- [Work to be completed]:
Below are the entries; count the lines in them that contain the word "sidebar" and give only the number.

Recorded data:
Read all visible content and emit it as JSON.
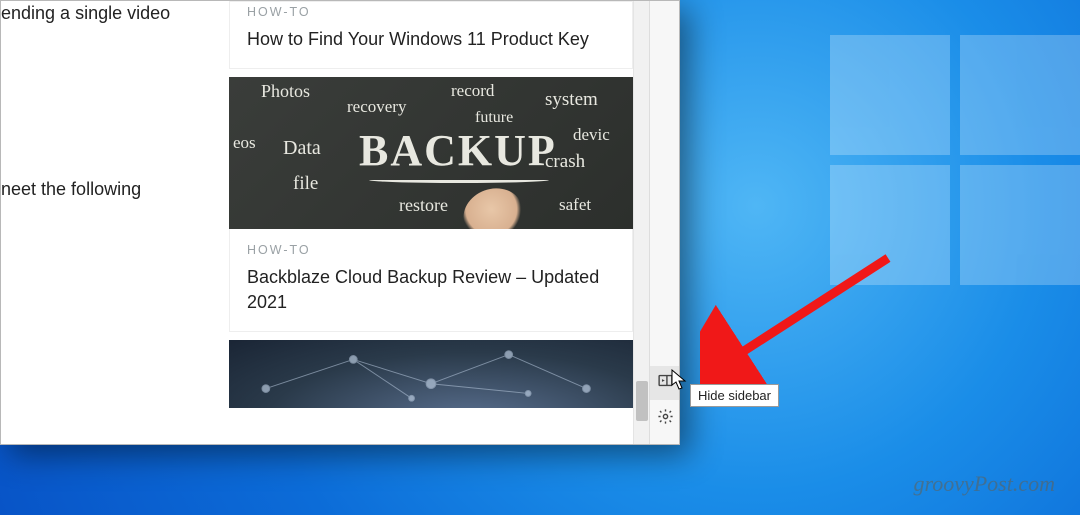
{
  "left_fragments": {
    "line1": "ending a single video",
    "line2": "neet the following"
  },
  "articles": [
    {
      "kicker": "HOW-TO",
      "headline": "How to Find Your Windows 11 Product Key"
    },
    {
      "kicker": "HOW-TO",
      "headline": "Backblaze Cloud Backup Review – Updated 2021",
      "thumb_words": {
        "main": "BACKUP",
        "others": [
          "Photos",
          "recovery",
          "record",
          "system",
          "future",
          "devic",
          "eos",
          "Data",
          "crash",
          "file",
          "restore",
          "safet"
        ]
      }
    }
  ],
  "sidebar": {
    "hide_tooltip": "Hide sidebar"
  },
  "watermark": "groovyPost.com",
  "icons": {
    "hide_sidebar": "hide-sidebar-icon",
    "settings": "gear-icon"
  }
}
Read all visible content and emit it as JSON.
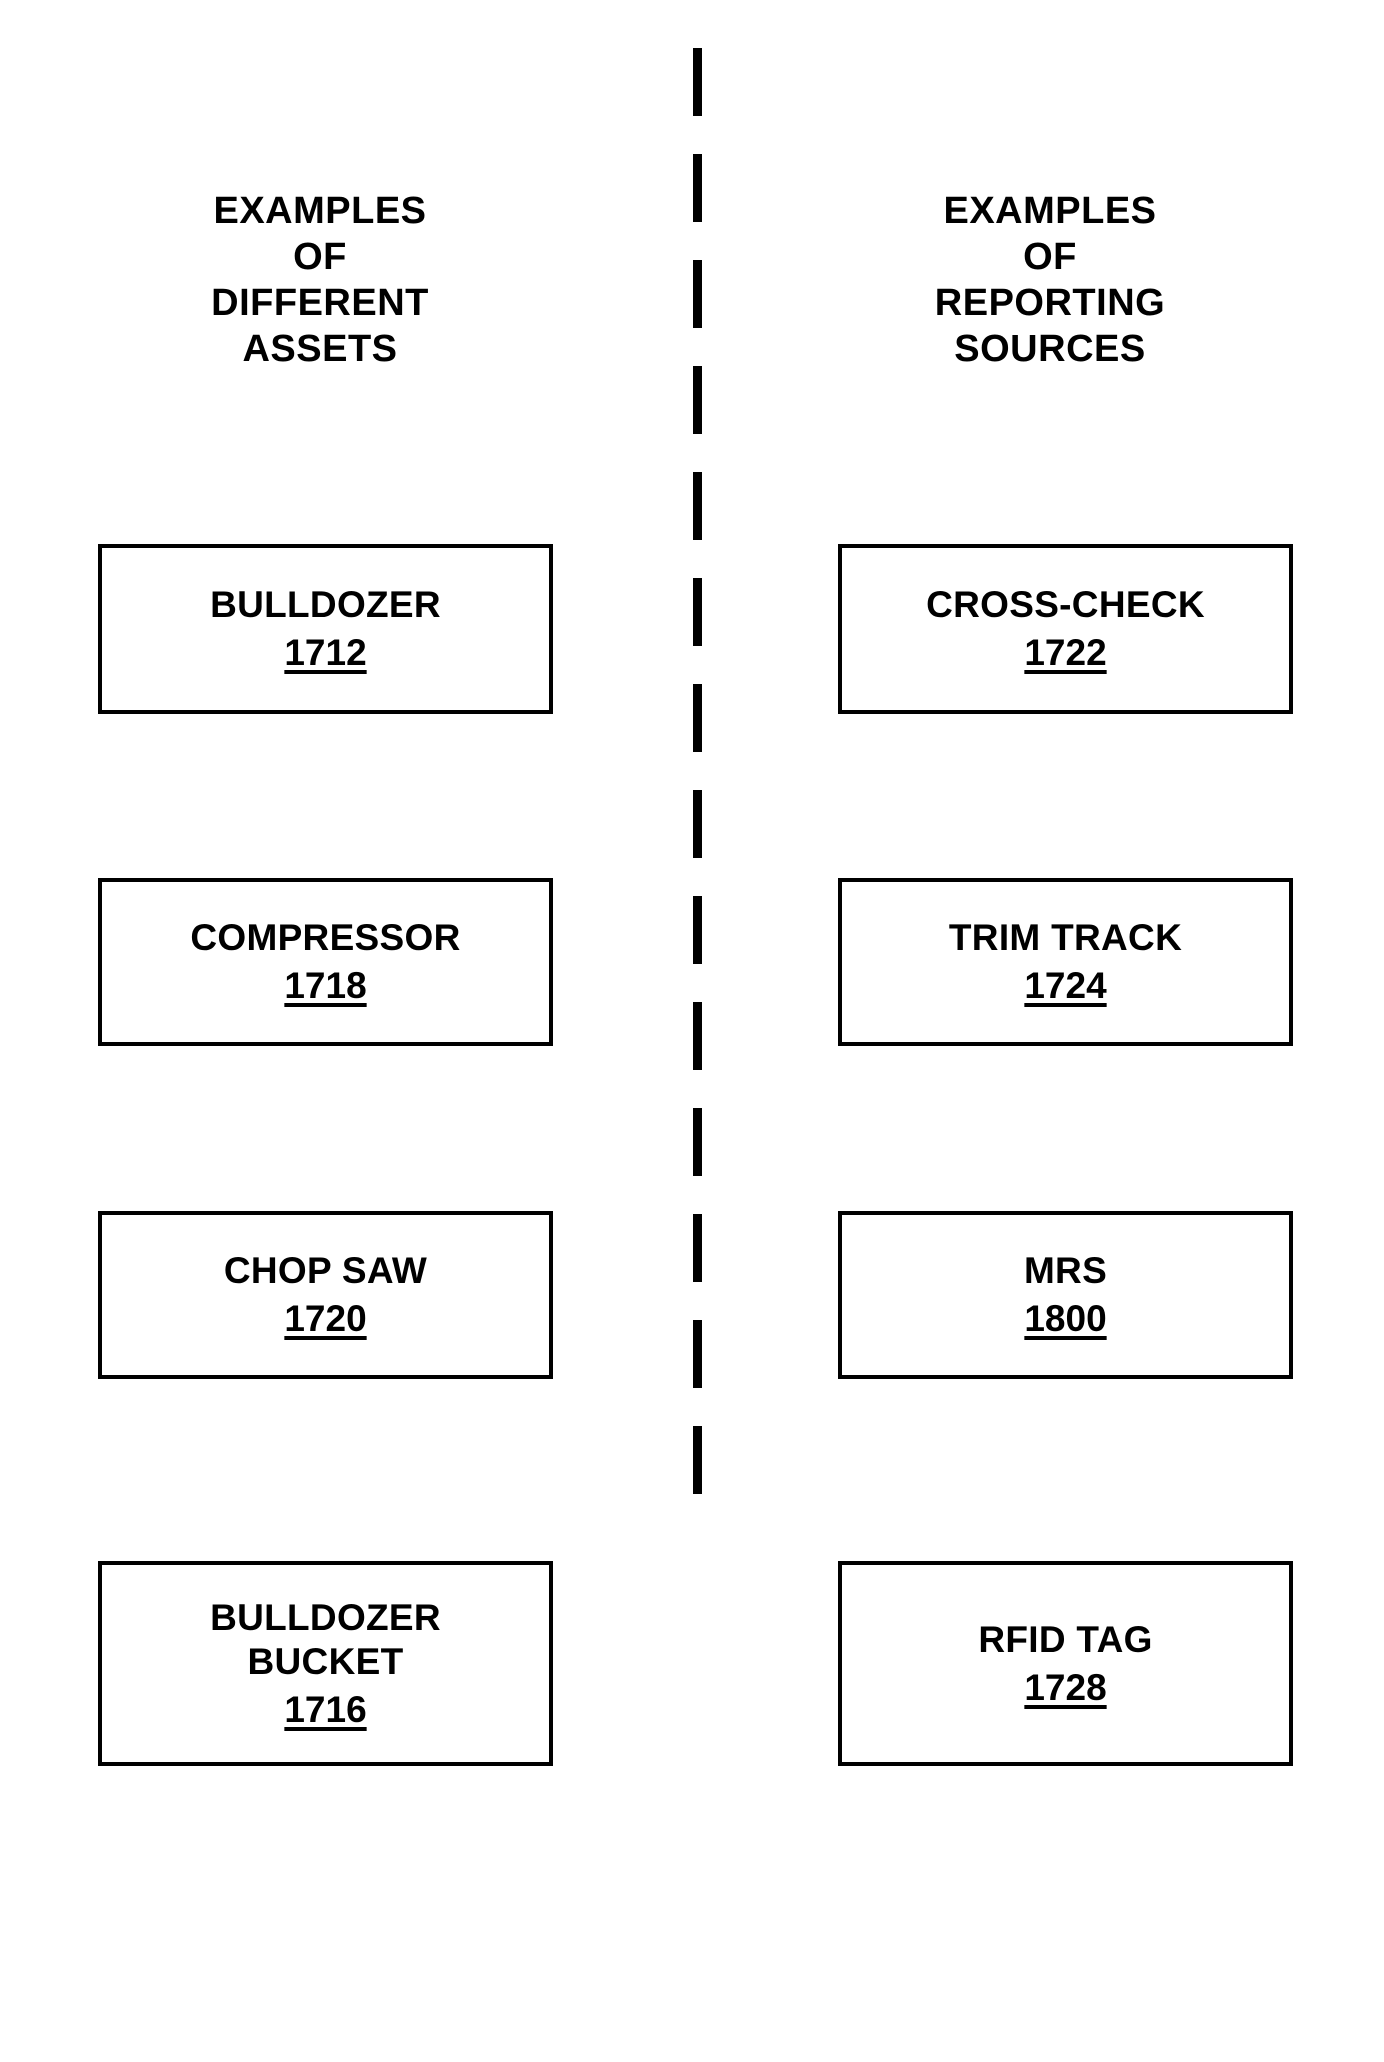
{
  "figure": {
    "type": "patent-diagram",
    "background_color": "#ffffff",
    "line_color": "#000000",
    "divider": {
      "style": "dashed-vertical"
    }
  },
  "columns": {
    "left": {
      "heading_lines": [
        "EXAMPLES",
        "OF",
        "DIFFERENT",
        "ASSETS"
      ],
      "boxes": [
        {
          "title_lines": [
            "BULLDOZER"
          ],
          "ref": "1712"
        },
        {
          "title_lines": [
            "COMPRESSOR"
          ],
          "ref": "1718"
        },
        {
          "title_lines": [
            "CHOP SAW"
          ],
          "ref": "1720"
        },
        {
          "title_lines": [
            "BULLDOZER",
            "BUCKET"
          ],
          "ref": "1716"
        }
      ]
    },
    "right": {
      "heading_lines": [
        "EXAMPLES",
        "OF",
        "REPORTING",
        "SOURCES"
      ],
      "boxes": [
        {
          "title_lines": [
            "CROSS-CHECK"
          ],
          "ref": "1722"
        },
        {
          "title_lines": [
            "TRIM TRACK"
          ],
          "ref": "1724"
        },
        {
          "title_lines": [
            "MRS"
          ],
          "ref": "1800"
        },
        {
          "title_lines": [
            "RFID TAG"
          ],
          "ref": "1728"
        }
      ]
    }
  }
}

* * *

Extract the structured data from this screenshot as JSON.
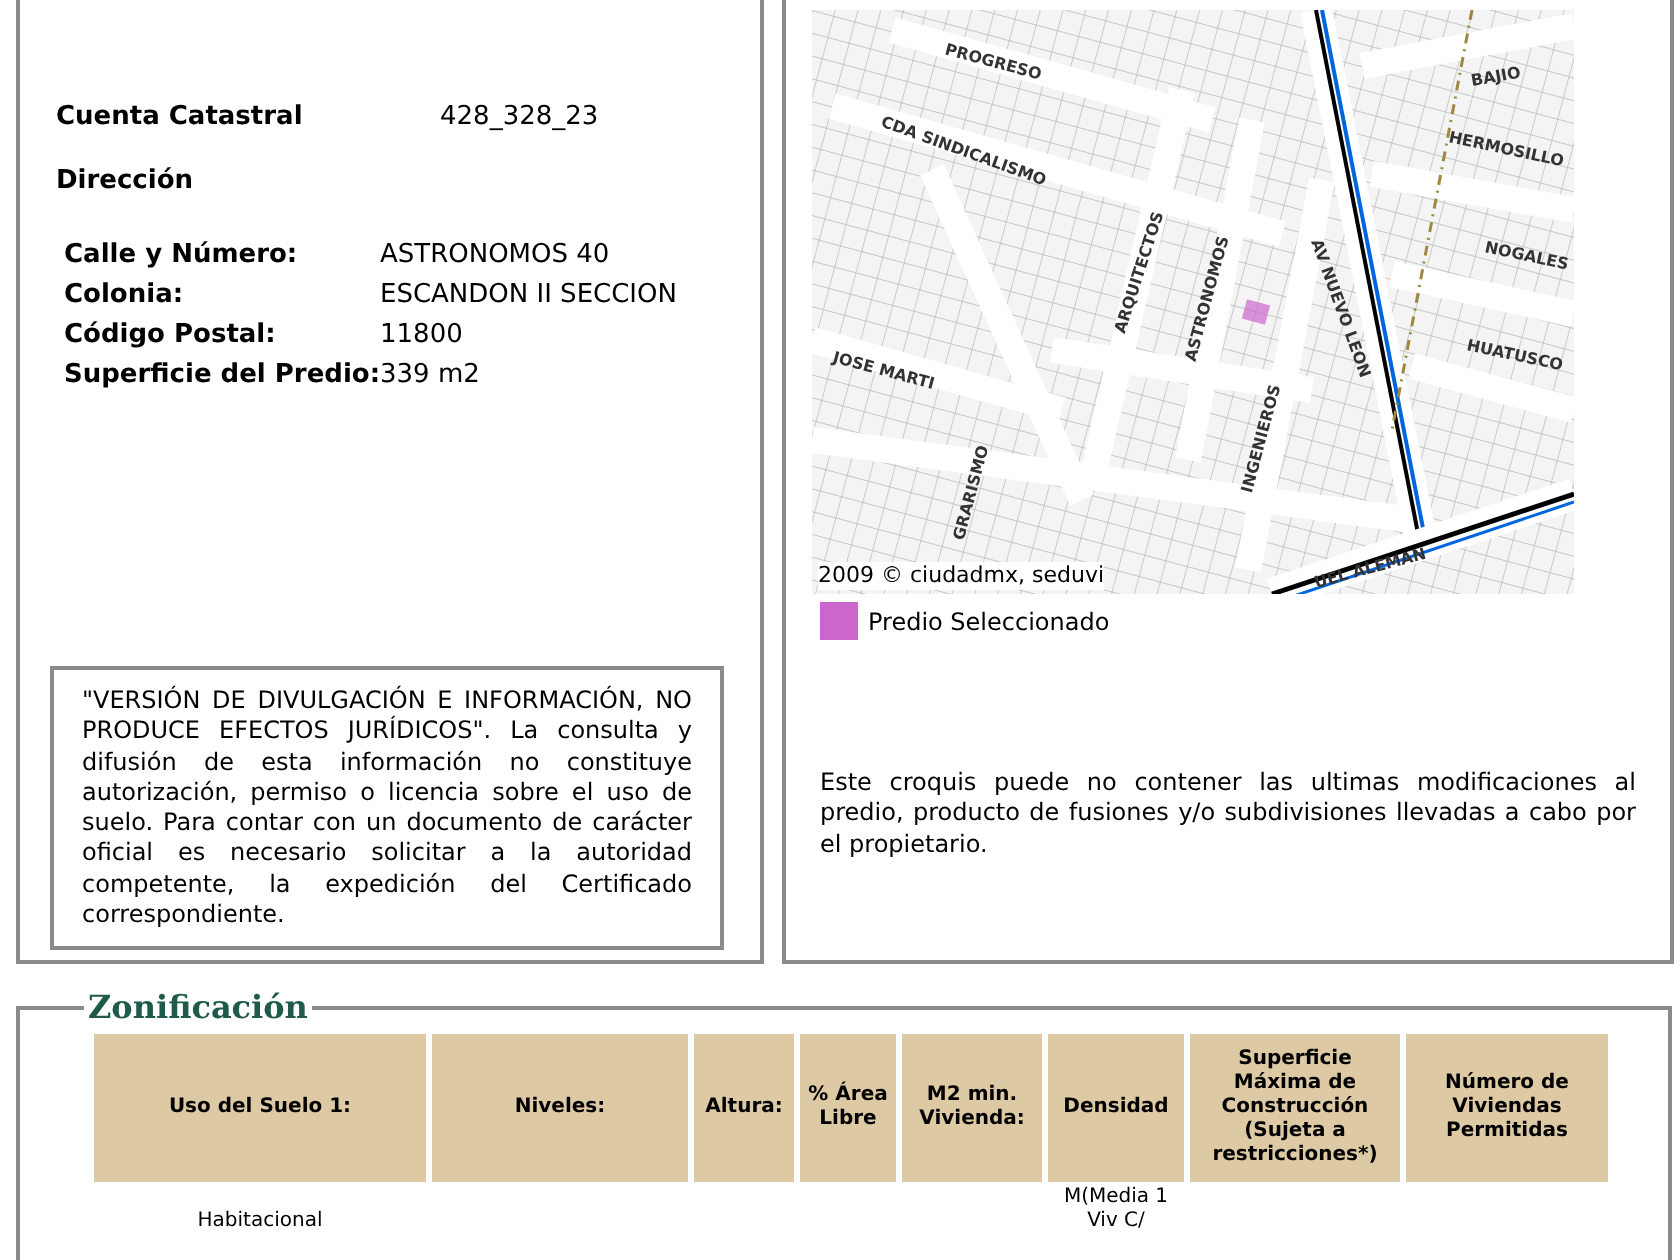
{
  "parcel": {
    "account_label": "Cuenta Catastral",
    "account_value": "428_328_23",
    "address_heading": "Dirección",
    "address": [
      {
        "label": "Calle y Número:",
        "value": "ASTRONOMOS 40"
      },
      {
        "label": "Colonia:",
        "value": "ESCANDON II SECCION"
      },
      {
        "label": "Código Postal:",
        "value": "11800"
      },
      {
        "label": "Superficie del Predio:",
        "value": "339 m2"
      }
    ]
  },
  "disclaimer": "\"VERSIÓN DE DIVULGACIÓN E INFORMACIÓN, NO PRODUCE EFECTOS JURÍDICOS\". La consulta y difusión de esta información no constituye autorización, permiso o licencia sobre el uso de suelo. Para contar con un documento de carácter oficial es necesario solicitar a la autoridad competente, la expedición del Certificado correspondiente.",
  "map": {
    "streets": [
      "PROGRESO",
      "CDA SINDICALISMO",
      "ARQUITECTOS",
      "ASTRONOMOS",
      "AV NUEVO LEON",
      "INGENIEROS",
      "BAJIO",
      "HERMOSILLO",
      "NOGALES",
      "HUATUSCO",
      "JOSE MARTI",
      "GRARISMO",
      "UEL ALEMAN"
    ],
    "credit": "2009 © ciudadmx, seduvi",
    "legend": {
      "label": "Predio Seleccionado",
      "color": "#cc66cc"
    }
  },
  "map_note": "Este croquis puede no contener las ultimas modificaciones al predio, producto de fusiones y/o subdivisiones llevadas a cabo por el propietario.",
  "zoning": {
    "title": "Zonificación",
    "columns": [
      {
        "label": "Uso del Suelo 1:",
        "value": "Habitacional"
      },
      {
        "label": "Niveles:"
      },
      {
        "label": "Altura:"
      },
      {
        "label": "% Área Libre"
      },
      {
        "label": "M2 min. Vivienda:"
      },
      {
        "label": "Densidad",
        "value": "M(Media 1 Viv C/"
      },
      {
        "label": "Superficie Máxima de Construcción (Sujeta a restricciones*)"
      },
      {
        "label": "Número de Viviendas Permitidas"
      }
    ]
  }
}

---

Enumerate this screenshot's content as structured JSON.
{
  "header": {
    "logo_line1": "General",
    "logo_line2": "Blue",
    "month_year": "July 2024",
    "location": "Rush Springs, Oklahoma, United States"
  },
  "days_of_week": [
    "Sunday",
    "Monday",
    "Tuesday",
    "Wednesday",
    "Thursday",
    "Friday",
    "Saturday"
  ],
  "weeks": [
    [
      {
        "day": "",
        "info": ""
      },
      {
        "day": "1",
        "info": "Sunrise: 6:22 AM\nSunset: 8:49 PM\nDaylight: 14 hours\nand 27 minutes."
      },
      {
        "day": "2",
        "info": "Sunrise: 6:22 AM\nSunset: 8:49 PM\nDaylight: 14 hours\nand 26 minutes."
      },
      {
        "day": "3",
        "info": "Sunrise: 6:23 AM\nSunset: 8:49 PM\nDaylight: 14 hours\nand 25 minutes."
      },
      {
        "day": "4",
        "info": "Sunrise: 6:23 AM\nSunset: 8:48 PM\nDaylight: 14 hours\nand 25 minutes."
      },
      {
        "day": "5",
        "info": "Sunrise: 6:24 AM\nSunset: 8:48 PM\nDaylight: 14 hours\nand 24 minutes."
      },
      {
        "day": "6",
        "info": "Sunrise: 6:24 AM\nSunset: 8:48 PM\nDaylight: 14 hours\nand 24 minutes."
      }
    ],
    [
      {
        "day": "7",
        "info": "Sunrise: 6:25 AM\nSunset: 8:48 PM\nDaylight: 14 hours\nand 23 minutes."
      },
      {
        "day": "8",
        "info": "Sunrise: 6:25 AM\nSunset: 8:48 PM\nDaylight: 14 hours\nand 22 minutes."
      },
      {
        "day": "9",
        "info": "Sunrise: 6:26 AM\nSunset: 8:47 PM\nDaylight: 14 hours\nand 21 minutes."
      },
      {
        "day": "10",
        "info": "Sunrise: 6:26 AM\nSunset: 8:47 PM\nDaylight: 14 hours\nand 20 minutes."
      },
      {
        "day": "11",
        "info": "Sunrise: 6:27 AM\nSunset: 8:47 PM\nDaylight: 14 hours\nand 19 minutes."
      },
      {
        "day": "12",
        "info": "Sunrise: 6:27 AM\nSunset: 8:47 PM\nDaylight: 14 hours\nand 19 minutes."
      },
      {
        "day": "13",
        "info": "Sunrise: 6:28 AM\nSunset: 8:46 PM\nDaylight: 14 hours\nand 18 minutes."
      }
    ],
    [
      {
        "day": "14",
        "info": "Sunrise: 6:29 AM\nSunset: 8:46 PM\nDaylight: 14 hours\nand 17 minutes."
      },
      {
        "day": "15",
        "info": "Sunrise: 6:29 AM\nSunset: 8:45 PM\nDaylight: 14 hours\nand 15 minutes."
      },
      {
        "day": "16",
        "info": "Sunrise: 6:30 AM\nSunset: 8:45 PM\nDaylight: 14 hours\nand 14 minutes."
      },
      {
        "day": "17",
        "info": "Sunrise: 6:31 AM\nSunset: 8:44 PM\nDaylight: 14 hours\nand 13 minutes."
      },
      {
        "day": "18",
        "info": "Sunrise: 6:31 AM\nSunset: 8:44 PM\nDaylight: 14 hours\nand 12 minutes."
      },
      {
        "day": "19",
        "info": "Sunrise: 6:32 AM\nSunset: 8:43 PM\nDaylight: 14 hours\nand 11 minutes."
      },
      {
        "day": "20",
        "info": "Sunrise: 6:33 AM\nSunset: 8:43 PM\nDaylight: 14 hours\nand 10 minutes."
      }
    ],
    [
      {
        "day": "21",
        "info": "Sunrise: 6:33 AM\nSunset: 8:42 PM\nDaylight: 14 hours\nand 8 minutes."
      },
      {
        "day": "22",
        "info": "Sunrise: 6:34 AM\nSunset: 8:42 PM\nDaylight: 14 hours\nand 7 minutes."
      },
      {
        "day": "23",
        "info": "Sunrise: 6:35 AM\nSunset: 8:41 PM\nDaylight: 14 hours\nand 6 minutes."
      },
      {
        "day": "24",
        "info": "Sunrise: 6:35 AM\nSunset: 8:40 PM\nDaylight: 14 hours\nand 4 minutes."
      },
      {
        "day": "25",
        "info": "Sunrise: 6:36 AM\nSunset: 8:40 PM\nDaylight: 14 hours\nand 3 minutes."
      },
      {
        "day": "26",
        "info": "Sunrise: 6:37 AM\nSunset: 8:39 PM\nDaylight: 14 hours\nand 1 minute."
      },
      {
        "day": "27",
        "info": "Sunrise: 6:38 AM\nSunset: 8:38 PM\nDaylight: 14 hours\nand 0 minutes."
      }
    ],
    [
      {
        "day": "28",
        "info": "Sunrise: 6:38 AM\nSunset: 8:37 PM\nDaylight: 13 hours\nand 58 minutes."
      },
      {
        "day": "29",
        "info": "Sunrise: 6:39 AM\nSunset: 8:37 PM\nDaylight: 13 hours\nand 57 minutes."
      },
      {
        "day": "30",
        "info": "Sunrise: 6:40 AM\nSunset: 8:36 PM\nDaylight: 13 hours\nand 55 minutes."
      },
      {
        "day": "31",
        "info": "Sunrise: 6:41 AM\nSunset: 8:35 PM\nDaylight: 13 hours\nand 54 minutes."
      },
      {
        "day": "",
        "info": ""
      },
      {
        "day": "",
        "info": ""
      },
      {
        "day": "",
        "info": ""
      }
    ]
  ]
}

- [Solution for this task]:
3